Although mental health professionals will conduct their own assessment of presenting patients, the initial referral remains an important tool for transferring key information about the patient. A detailed referral outlining relevant demographic and clinical information is critically important and can make a difference when a patient visits the treating mental health professional to whom the referral has been made. In addition, the outcomes of any inventories administered (e.g., K-10) that provide information of value to mental health professionals are generally shared as part of the referral process.

Anecdotally, it is reported that there is considerable variation in the quality of referrals to mental health professionals, including under the Better Access initiative. Communicating vital medical and mental health information and issues in a referral reduces time and duplication for the patient, allowing for the provision of a more focused and seamless service by the mental health professional.

Where mental health professionals receive a referral from a medical professional, communication confirming receipt of the referral and acceptance of the patient into the mental health service is appropriate. If following a referral, it is expected that there will be a waiting time for an appointment it is important that this is explained to the patient and that the referring professional is provided with sufficient information to support patients while they are waiting for their first appointment, or alternatively, consider the necessity for referral to another mental health professional.

The use of standard templates can assist referrers to cover key information relevant to mental health presentations and enhance mental health treatment. For example, the GPMHSC have designed templates to support general practitioners (GPs) in their management of patient care and referral. 

Principle 1: Referral

Referring professionals document a clear reason for the referral to the mental health professional accompanied by the relevant history, key presenting issues and any risk factors.

Principle 2: Mental Health Treatment Plan templates

Where applicable, referring professionals use standardised templates such as one of the four GPMHSC templates to document information relevant to the patient’s presentation.

Principle 3: Provision of relevant information

In order to enhance the patient’s mental health service, the referring professional, with patient consent, provides the mental health professional with a copy of any relevant reports or communication with other health professionals.

Principle 4: Acceptance of referral

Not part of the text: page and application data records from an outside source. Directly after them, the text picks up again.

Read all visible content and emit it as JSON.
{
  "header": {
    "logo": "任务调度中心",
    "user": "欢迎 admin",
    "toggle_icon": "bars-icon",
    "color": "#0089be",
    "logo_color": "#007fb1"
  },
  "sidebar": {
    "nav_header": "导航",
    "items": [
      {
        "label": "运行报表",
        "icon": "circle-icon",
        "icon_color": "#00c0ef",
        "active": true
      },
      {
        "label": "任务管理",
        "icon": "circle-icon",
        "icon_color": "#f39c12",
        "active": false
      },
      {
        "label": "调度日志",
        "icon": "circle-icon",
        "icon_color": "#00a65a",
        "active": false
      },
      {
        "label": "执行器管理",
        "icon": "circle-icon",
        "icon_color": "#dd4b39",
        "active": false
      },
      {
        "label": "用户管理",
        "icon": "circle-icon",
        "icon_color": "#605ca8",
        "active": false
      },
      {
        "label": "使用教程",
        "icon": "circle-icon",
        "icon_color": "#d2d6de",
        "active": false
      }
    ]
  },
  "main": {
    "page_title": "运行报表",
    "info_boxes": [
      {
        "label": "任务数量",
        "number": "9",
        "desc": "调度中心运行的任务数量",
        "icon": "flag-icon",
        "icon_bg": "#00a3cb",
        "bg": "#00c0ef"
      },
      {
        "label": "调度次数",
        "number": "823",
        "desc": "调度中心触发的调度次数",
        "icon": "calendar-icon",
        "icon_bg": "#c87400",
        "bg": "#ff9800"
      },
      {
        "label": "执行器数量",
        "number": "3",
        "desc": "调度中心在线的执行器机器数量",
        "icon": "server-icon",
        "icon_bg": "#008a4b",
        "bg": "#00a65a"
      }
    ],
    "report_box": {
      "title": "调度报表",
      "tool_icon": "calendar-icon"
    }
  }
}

Mental health professionals confirm acceptance of the referral, and inform the patient and the referring professional if there is a delay in the patient’s access to treatment.

Principle 5: Required communication under Better Access

Before treatment begins, the treating mental health professional informs patients about what communication is required to occur with the referring professional and the form in which it will occur (e.g., email, fax, telephone). During treatment, patients are informed about the need for any additional communication over and above what was explained at the outset of treatment.

Principle 6: Provision of test results

The results of relevant tests and inventories administered to the patient are shared with relevant health professionals.


Practice guide: Communication between medical and mental health professionals